posted by Lisa Meloncon
As some of you know, I’m part of the steering committee of Women in Technical Communication, which is a group dedicated to doing mentoring better. (And hey, we just won an award.) We’ve found in our research that existing models of mentoring don’t really work and a big part of the reason for that is because of existing power structures. I won’t go down the power road (cause if you’re interested you can read our proceedings paper), but I will say that working with Women in Tech Comm has made me realize the real need for better ways to mentor, better ways to help one another live more balanced and happy lives.
Speaking of lives, It’s not unusual for parts to intersect, which is why I’m writing about the work we’ve done around mentoring. While our efforts have focused on women in technical and professional communication, I have no doubt the need exists across all of higher education for women and men alike. That’s why I’m writing today.
I’ve been working on getting the details worked out for the 2015 Symposium and one of things I’m looking forward to is being able to discuss my work with other scholars who do work similar to mine. One area where many grad students and faculty encounter problems is when they are the only person at their institution that does “X.” That makes for a lonely existence. But, the good thing is if you work in the area of the rhetorics of health and medicine you are never the only person.
This is the perfect time for a reminder. Let me say this directly and clearly. Unless you reach out, no one will know that you’re struggling or if you need help.
There’s a growing community of people who are excited about this work and enjoy talking about it from a research, teaching, or service perspective. Our ranks run the spectrum from full professors to graduate students at all types of institutions.
The most remarkable thing about many of the groups I’m involved with is the overwhelming generosity of many people in those groups. When someone says to you, that she would be happy to talk or would be glad to read something, she really means it.
We really, really do.
Let’s face it. We’re all busy. There are days when the feeling that you can and will never get everything done feels like a ton of bricks on your shoulders. But I feel confident in speaking for some of my colleagues, we can generally make the time to help. And if for some reason, your request has hit at the most inopportune time, then most folks will tell you that and refer you to someone who can help. That’s how a participatory mentoring model works.

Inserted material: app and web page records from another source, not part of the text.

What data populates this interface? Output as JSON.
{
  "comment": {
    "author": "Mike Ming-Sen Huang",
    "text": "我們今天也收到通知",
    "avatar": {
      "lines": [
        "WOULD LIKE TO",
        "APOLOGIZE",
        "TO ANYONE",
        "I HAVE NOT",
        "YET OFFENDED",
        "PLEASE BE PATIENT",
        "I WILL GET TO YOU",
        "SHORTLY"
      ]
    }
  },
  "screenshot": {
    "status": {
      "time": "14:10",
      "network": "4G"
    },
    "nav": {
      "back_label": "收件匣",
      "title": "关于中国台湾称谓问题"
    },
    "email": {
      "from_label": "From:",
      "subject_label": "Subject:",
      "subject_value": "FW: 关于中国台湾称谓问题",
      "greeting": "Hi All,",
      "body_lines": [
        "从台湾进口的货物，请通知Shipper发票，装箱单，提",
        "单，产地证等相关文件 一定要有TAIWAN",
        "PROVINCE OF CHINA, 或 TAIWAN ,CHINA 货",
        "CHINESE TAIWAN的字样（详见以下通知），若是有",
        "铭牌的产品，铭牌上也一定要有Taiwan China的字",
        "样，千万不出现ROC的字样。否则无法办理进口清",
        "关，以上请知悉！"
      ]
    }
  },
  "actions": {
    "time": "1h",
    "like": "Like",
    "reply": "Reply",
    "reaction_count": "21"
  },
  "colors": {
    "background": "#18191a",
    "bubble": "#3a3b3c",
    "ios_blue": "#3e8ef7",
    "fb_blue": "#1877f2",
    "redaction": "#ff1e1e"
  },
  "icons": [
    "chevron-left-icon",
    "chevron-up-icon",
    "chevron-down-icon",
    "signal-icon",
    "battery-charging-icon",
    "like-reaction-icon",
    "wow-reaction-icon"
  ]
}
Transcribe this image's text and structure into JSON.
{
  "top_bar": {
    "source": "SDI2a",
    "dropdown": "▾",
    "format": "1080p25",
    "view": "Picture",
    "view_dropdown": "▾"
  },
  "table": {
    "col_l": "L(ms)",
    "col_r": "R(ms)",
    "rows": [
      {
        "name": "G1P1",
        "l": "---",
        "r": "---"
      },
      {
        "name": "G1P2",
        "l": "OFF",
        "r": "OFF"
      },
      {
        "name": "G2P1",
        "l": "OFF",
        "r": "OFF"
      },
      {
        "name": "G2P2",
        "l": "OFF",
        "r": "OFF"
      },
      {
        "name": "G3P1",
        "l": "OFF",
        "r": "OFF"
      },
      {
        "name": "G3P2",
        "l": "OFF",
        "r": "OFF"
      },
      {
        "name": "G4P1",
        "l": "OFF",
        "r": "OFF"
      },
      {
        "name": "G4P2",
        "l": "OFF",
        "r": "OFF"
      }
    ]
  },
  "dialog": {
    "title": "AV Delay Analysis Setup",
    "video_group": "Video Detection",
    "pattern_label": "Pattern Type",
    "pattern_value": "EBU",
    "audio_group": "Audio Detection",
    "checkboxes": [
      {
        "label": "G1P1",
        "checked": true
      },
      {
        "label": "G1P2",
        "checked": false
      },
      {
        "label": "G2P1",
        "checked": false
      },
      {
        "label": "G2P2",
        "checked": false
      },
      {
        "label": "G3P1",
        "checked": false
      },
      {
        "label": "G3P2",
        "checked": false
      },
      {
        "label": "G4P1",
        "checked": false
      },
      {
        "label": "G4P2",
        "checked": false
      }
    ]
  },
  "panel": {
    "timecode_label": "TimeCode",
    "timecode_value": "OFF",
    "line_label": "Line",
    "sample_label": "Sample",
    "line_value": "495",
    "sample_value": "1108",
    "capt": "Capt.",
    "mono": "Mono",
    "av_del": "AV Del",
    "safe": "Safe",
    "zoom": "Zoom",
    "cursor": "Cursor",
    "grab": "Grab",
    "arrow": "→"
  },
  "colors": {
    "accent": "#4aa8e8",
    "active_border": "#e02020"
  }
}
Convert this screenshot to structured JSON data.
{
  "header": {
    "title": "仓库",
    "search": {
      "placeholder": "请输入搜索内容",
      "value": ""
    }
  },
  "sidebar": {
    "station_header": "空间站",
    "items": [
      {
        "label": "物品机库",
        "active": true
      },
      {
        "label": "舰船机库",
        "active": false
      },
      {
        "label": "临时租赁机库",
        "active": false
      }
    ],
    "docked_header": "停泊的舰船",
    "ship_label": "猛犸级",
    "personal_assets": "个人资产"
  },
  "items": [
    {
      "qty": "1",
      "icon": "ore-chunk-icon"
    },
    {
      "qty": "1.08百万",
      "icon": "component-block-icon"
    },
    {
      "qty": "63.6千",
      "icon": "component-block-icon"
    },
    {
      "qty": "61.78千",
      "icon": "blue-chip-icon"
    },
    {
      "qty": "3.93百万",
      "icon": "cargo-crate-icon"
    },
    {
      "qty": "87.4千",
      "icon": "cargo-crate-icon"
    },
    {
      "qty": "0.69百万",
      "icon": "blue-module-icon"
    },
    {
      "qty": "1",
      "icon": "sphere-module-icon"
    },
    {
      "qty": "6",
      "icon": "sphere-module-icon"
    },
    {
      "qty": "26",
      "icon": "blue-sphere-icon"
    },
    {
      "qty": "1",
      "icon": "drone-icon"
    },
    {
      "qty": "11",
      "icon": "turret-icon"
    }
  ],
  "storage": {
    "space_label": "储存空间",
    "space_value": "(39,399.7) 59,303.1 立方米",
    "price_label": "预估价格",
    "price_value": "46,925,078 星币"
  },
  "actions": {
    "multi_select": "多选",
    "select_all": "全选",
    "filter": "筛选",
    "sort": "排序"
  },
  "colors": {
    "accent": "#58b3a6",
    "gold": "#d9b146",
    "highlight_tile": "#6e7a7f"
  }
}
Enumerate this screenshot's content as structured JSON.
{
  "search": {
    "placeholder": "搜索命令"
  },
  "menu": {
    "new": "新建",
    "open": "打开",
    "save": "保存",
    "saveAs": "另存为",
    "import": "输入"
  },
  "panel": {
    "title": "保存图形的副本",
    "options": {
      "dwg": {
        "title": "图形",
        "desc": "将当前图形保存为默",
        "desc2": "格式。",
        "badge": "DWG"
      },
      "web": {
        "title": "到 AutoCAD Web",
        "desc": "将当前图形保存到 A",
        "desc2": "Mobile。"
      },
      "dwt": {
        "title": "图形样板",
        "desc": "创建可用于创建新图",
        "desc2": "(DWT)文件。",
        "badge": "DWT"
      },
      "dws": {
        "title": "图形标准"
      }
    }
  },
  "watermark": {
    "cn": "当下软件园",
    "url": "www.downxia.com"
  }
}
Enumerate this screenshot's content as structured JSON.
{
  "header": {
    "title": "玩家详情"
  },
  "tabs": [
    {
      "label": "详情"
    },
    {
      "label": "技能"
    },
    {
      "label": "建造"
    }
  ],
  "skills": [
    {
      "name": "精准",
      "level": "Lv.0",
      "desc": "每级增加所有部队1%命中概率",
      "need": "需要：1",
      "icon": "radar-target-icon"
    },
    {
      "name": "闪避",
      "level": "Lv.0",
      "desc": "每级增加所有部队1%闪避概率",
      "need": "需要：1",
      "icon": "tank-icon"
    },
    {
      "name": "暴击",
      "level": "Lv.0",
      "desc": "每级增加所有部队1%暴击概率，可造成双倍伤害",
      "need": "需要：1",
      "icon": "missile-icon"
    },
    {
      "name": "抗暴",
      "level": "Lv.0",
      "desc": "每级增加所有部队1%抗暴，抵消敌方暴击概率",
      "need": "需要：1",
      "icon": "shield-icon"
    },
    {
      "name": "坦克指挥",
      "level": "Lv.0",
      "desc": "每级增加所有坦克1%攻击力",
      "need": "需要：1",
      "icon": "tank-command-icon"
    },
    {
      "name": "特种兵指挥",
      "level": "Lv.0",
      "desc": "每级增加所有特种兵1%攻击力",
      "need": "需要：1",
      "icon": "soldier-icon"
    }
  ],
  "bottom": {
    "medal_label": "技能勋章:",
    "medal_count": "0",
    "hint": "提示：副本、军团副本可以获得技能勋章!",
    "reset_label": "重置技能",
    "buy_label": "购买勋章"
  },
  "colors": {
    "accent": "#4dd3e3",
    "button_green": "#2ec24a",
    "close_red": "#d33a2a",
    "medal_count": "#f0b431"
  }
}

When you find you need some help, think through what it is that you most need. Do you need someone to bounce ideas off of? Have you hit a spot and you need to talk through it? Do you have an intro that is driving you crazy? Do you have a piece that has multiple ideas and you can’t figure out how to focus it? It’s important to have a sense of what it is you need before you send that initial email. This way both you and the person you’re asking know what’s expected. BTW, I so get it, though, that sometimes you don’t know exactly what the issue is. And that’s ok, too. But at least you’ve thought through it enough to explain that 😉
One you have an idea of what you need, reach out. If you’re not certain who to contact, by all means send me an email and I’ll help you or find someone much better that can! So don’t let your own fears hold you back.
You are never alone in this job. Welcome, you are part of a community.